> _REQUIRED ACTION_: What is needed here is every line of the records that includes "layout".

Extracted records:

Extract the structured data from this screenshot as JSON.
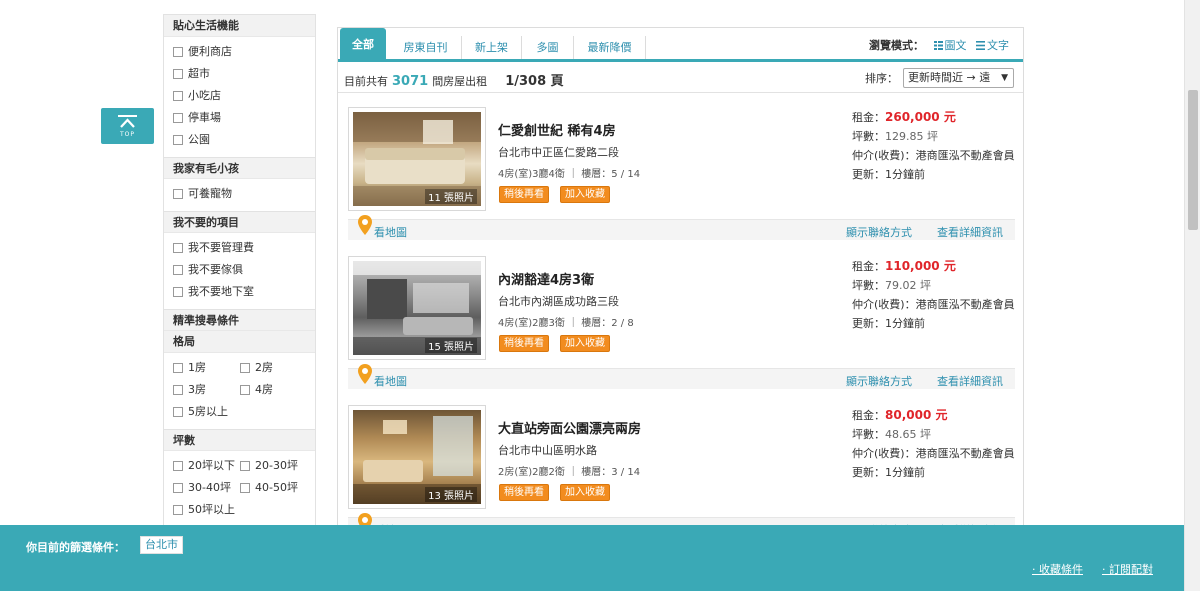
{
  "top_button": {
    "label": "TOP"
  },
  "sidebar": {
    "sections": [
      {
        "title": "貼心生活機能",
        "options": [
          "便利商店",
          "超市",
          "小吃店",
          "停車場",
          "公園"
        ]
      },
      {
        "title": "我家有毛小孩",
        "options": [
          "可養寵物"
        ]
      },
      {
        "title": "我不要的項目",
        "options": [
          "我不要管理費",
          "我不要傢俱",
          "我不要地下室"
        ]
      }
    ],
    "precise_title": "精準搜尋條件",
    "layout": {
      "title": "格局",
      "options": [
        "1房",
        "2房",
        "3房",
        "4房",
        "5房以上"
      ]
    },
    "area": {
      "title": "坪數",
      "options": [
        "20坪以下",
        "20-30坪",
        "30-40坪",
        "40-50坪",
        "50坪以上"
      ]
    }
  },
  "tabs": [
    "全部",
    "房東自刊",
    "新上架",
    "多圖",
    "最新降價"
  ],
  "view_mode": {
    "label": "瀏覽模式：",
    "options": [
      "圖文",
      "文字"
    ]
  },
  "summary": {
    "prefix": "目前共有",
    "count": "3071",
    "suffix": "間房屋出租",
    "pages": "1/308 頁"
  },
  "sort": {
    "label": "排序：",
    "selected": "更新時間近 → 遠"
  },
  "listing_labels": {
    "rent": "租金：",
    "area": "坪數：",
    "agent": "仲介(收費)：",
    "updated": "更新：",
    "later": "稍後再看",
    "fav": "加入收藏",
    "map": "看地圖",
    "contact": "顯示聯絡方式",
    "detail": "查看詳細資訊",
    "price_unit": "元",
    "area_unit": "坪"
  },
  "listings": [
    {
      "title": "仁愛創世紀 稀有4房",
      "address": "台北市中正區仁愛路二段",
      "layout": "4房(室)3廳4衛",
      "floor": "樓層：5 / 14",
      "photos": "11 張照片",
      "price": "260,000",
      "area": "129.85",
      "agent": "港商匯泓不動產會員",
      "updated": "1分鐘前"
    },
    {
      "title": "內湖豁達4房3衛",
      "address": "台北市內湖區成功路三段",
      "layout": "4房(室)2廳3衛",
      "floor": "樓層：2 / 8",
      "photos": "15 張照片",
      "price": "110,000",
      "area": "79.02",
      "agent": "港商匯泓不動產會員",
      "updated": "1分鐘前"
    },
    {
      "title": "大直站旁面公園漂亮兩房",
      "address": "台北市中山區明水路",
      "layout": "2房(室)2廳2衛",
      "floor": "樓層：3 / 14",
      "photos": "13 張照片",
      "price": "80,000",
      "area": "48.65",
      "agent": "港商匯泓不動產會員",
      "updated": "1分鐘前"
    }
  ],
  "bottom_bar": {
    "label": "你目前的篩選條件：",
    "tag": "台北市",
    "links": [
      "收藏條件",
      "訂閱配對"
    ]
  },
  "colors": {
    "accent": "#3aa9b6",
    "link": "#2d8fae",
    "price": "#e0252a",
    "orange": "#f28c1f"
  }
}
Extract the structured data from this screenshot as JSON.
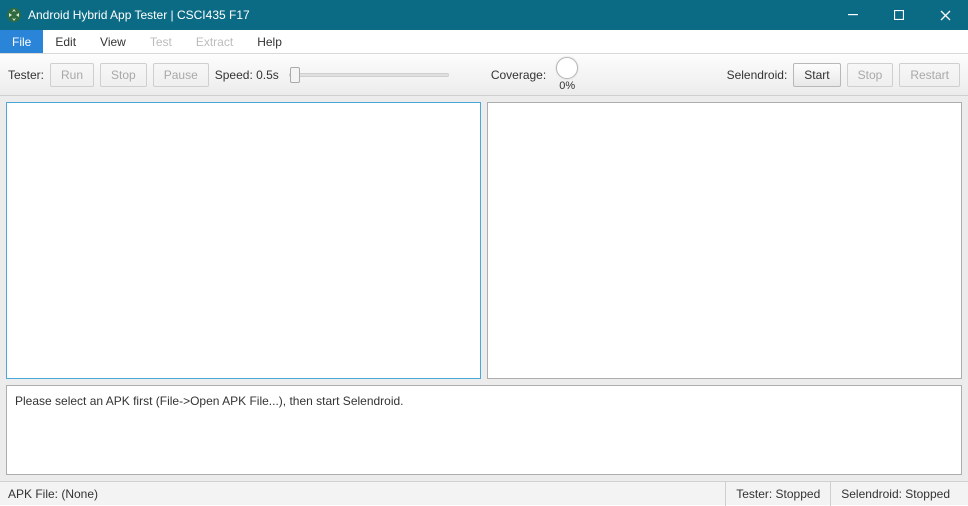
{
  "window": {
    "title": "Android Hybrid App Tester | CSCI435 F17"
  },
  "menu": {
    "file": "File",
    "edit": "Edit",
    "view": "View",
    "test": "Test",
    "extract": "Extract",
    "help": "Help"
  },
  "toolbar": {
    "tester_label": "Tester:",
    "run": "Run",
    "stop": "Stop",
    "pause": "Pause",
    "speed_label": "Speed: 0.5s",
    "coverage_label": "Coverage:",
    "coverage_value": "0%",
    "selendroid_label": "Selendroid:",
    "start": "Start",
    "sel_stop": "Stop",
    "restart": "Restart"
  },
  "message": "Please select an APK first (File->Open APK File...), then start Selendroid.",
  "status": {
    "apk": "APK File: (None)",
    "tester": "Tester: Stopped",
    "selendroid": "Selendroid: Stopped"
  }
}
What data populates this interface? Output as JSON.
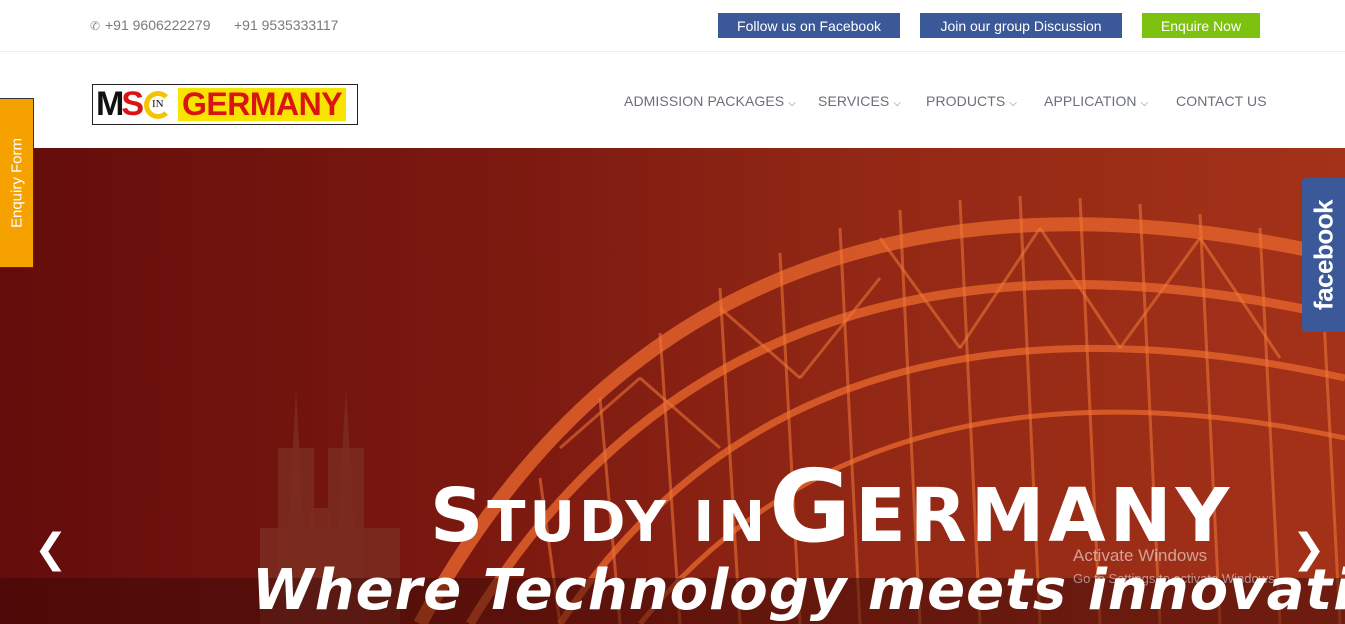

> _RESPONSE AREA_:
    "layout": {
      "layout": "4房(室)3廳4衛",
      "layout": "4房(室)2廳3衛",
      "layout": "2房(室)2廳2衛",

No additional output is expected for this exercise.